Though lacking an overriding or oppressive narrative, Nelson does subtly drop hints that could mark the cause of this barren landscape. As in his title reference to Balzac, there is no escaping politics and society here. Specifically, there is one sculptural object housed in the back corner that consists of a broken crate from Jaffa, Israel alongside a near-destroyed caution sign (enter at out risk) and hanging plaque with Arabic writing. There is the suggestion of a former architectural structure that seems to have been blown apart. A reference to the volatile and ongoing conflict between Israel and Palestine, the dispute of land territory and agricultural ownership, this near obliterated object could contain the meaning to the end we are witnessing. That there are giant skulls framing the room doesn’t dissuade this argument. This is what could remain.

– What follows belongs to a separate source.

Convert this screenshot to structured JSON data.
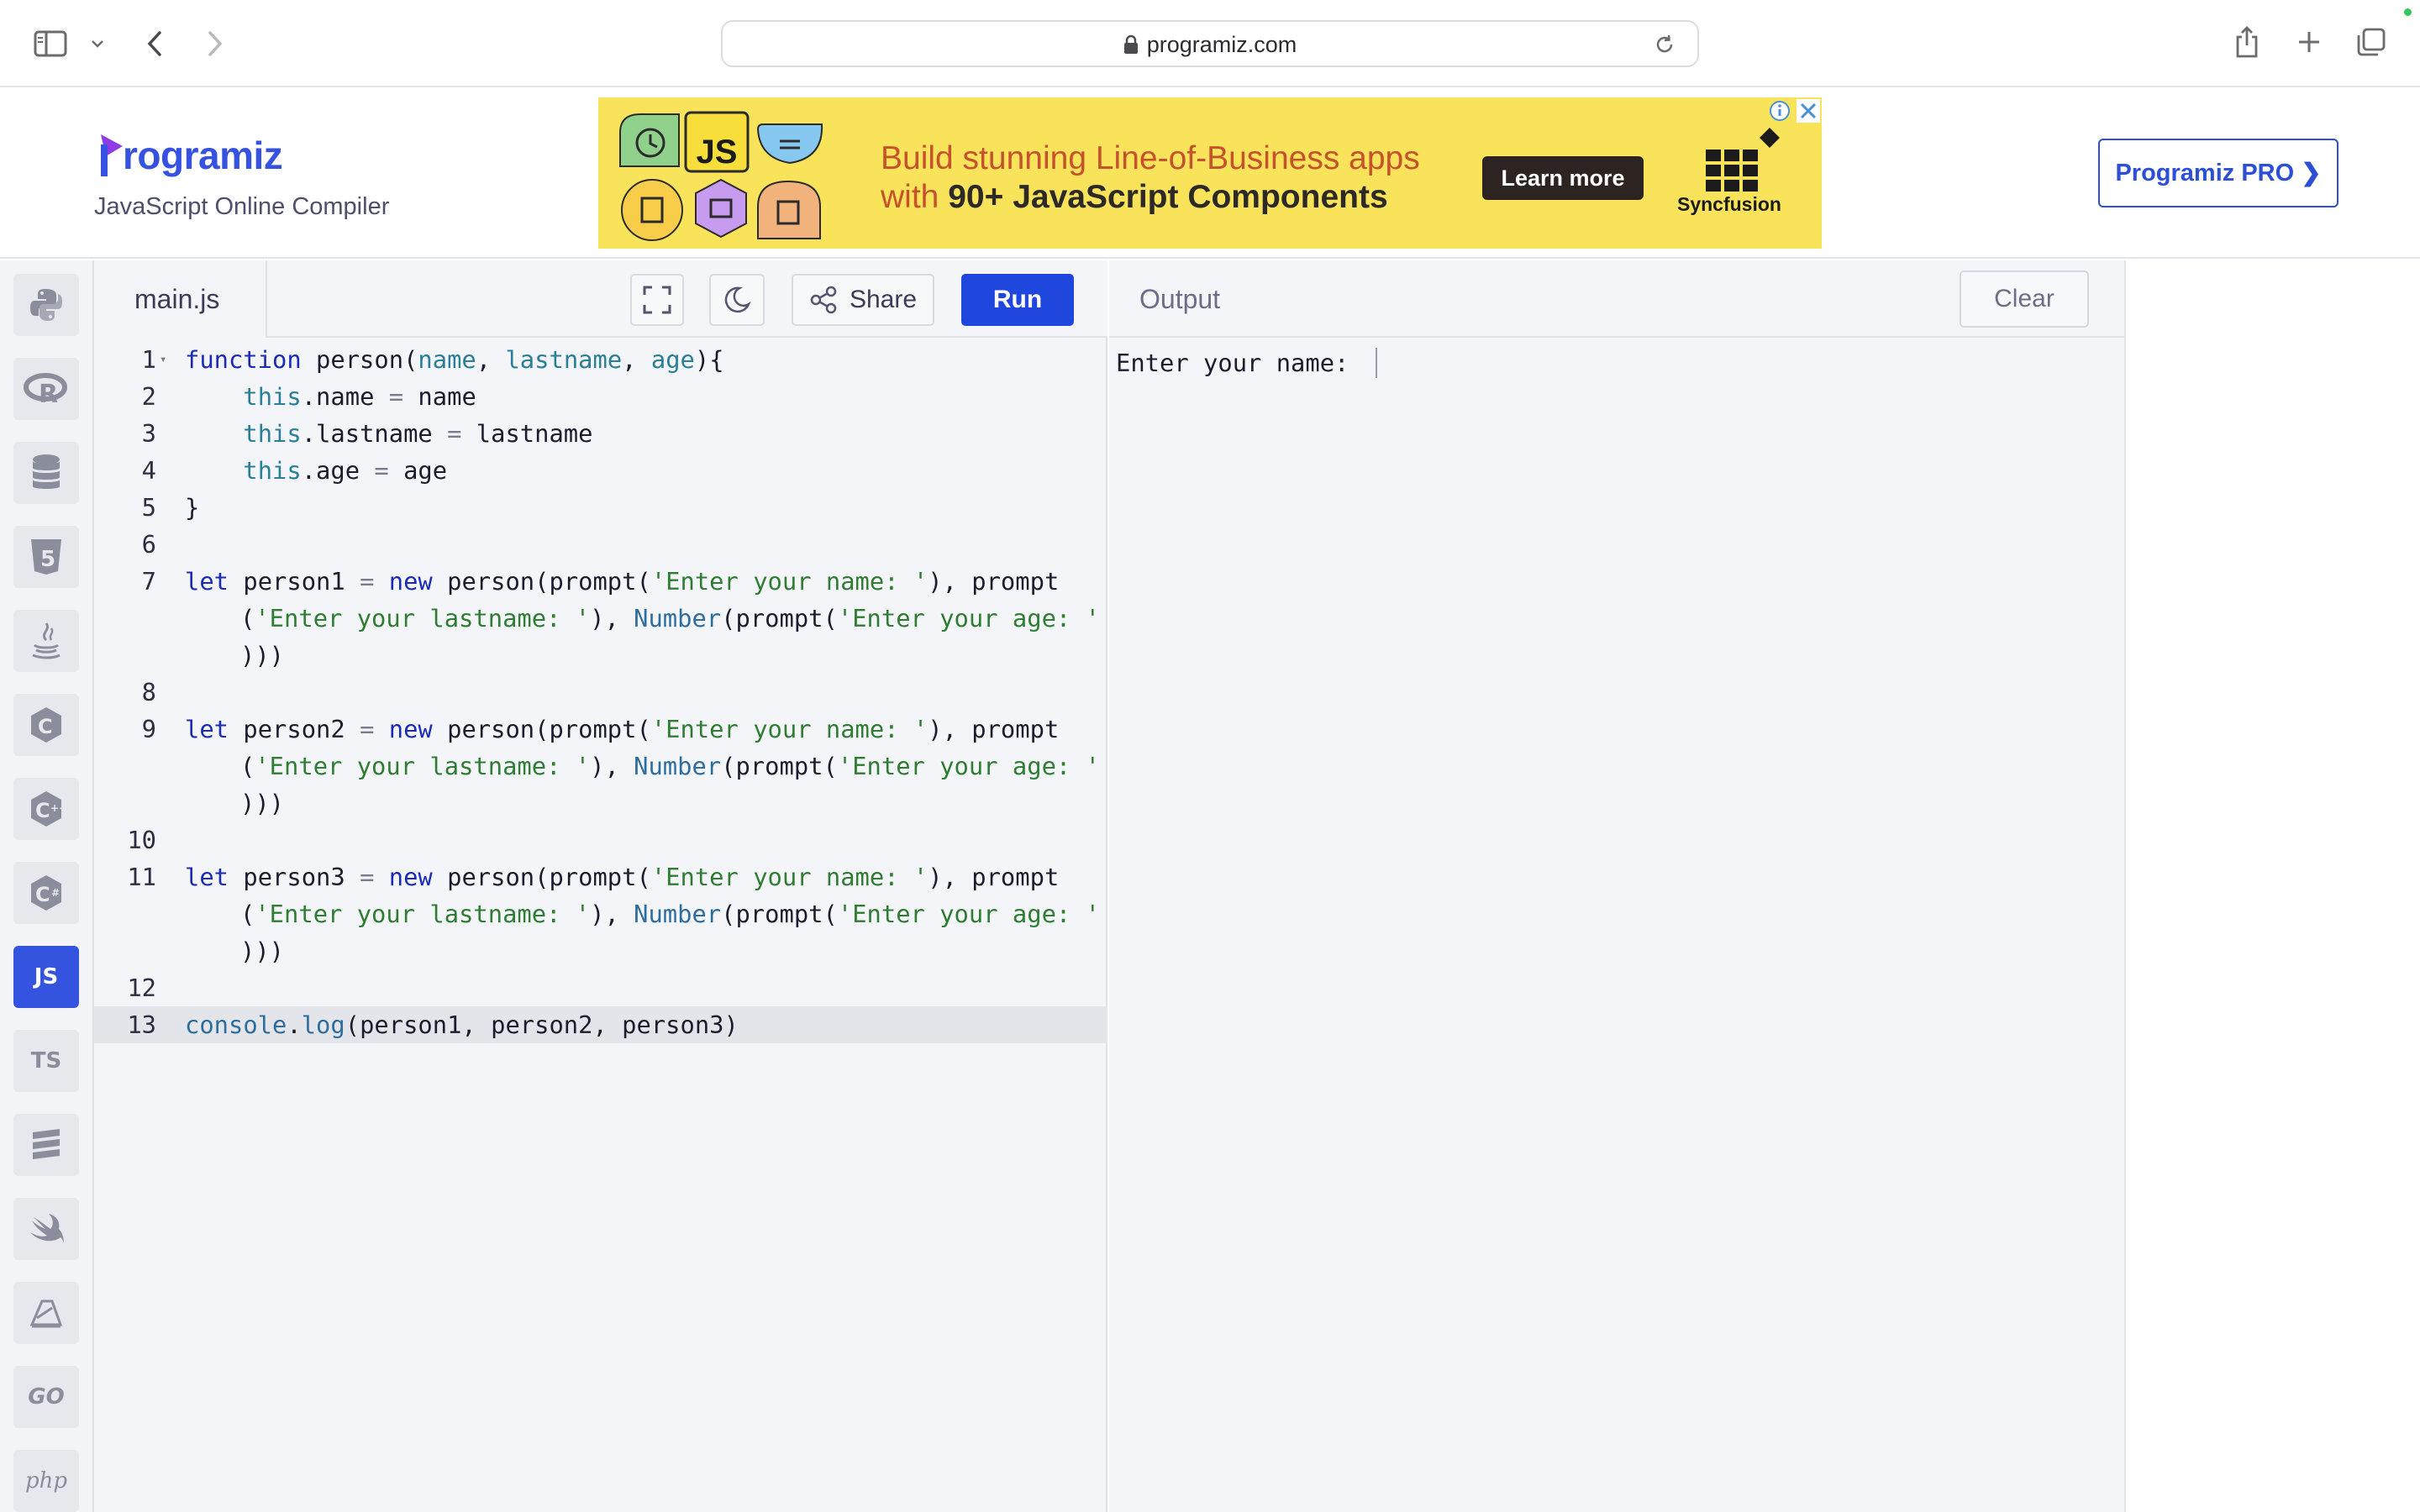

Both The Bed Sitting Room and More things (To the memory of Honore de Balzac) connote a very powerful presence through absence and explore what exists at the liminal boundary between the two. By acknowledging the unknown and a non-reality, they depict a possible reality of a new world born from and within the destruction of the old. And isn’t this what science-fiction, horror, and art do best? Show us possibilities of an existence that we cannot begin to fathom or visualize or formulate by ourselves? Providing a visual reference to the unthinkable, the unrepresentable, my reading of Mike Nelson’s installation is just that: disparate forms coming together to imagine what remains and what is possible in an unimaginable plane of existence. More things (To the memory of Honore de Balzac) doesn’t require an architectural guide to convey the abject terror of disassociation from the familiar; the sculpture entities are alone a frightening implication that we humans are not a part of this new other world.
Images by Caryn Coleman, courtesy of Mike Nelson and Matt’s Gallery.
Spending time with ghosts. Simon Starling using the cinematic lens to evoke the artwork ghosts of Duveen Galleries past for his Commission 2013, Phantom Ride. Past and present converge in this haunting installation at Tate Britain where previous commissions by Pablo Picasso, Chris Burden, Douglas Gordon, Fiona Banner, Martin Creed (amongst others) come back from the “dead” to live again in the 300 foot long cavernous space. This architectural space (designed by Romanie-Walker and Gilbert Jenkins) was the first public gallery designed for sculpture in England when they opened in 1937 and has become a portal from which history emerges into our contemporary lives.